Save California Solar
Making rooftop solar accessible and affordable for all Californians
California’s abundant sunlight has made it a natural market for the growth of solar energy. Even so, 70 percent of California voters think the state could be doing more with solar, and many individuals and businesses need rate structures that make it cost-effective for them to make the investment in California’s future.
With the right policies in place, rooftop solar with storage can help working-class Californians reduce their energy costs, save money, and maintain access to power during climate-fueled heatwaves, wildfires, and other disasters. Today, nearly half of the state’s solar market is working- and middle-class families because of the cost benefits and high performance of solar in California.
In fact, the average California energy user could save around $295 per year by switching to solar. The key is what’s known as net metering. When a homeowner or business produces extra energy, they can sell it back to the grid. The rate at which they’re compensated can make a difference between solar being affordable or inaccessible.
The California Public Utilities Commission (CPUC) has the power to accelerate solar adoption in the state or hold it back. Along with investor-owned utilities, they’ve proposed rate structures that would slow solar adoption in California at a time when we need more solar and storage to reduce climate pollution, clean the air, and keep the lights on. So far, Californians have fought back against these changes successfully, but utilities like PG&E are working to maintain their monopoly on the energy market and keep ratepayers trapped into paying their prices.

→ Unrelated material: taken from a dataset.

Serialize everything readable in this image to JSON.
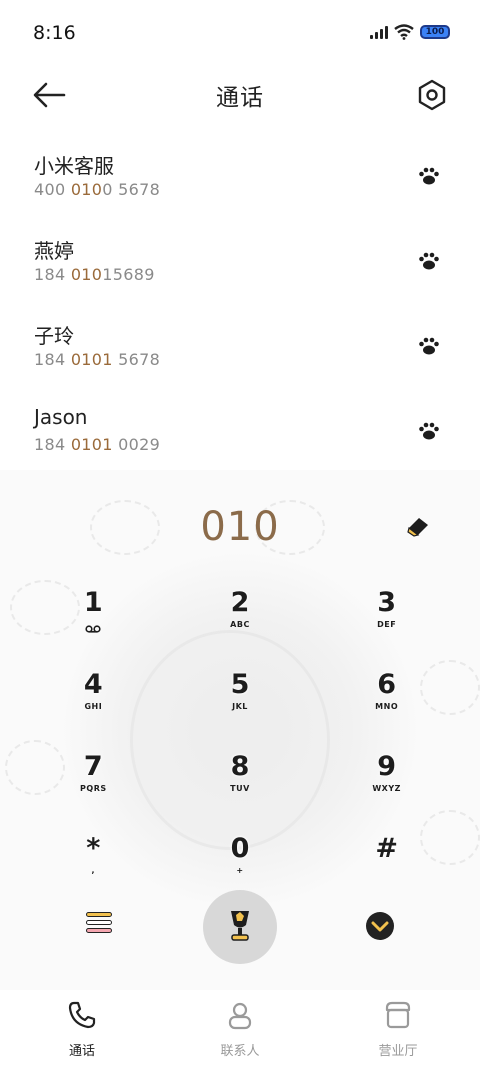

Californians must continue fighting back against changes that are good for utilities but not everyday people. In February 2022, the proposed rules were tabled, but we can expect the fight to continue. The Climate Center is working alongside communities across the state for equitable policies and a level playing field that make solar affordable for all.